* _THE DATA_
============

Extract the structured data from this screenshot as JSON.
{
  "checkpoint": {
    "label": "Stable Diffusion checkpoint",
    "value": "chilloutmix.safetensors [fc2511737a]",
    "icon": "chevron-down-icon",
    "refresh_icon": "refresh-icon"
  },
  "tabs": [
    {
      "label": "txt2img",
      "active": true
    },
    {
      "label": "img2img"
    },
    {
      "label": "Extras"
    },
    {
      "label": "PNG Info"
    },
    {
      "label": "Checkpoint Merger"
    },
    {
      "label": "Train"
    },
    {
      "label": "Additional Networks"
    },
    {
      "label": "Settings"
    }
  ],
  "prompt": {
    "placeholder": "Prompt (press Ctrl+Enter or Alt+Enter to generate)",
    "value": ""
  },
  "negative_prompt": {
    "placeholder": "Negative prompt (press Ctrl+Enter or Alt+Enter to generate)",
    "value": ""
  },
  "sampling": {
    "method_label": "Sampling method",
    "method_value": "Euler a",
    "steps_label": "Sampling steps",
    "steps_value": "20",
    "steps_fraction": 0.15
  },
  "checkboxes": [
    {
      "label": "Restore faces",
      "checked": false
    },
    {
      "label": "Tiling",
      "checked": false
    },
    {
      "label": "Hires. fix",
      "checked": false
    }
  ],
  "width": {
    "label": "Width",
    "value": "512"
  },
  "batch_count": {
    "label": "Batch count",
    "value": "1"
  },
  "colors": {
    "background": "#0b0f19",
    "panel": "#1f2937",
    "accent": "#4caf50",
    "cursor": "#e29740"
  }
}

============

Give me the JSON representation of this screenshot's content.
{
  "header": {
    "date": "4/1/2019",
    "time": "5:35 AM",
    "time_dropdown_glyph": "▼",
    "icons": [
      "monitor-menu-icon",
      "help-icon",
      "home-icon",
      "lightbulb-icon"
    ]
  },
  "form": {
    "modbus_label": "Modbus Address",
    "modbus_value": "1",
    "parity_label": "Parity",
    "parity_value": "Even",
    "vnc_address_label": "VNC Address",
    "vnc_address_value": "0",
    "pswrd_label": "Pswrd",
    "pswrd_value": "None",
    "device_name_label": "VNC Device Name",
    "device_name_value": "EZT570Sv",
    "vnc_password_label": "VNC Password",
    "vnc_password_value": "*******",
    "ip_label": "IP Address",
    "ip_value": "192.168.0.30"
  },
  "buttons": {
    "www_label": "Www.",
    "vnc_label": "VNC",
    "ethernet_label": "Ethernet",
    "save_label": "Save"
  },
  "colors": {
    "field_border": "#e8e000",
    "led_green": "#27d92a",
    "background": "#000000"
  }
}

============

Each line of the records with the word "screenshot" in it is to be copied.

* _OUTPUT_
Extract the structured data from this screenshot as JSON.
Give me the JSON representation of this screenshot's content.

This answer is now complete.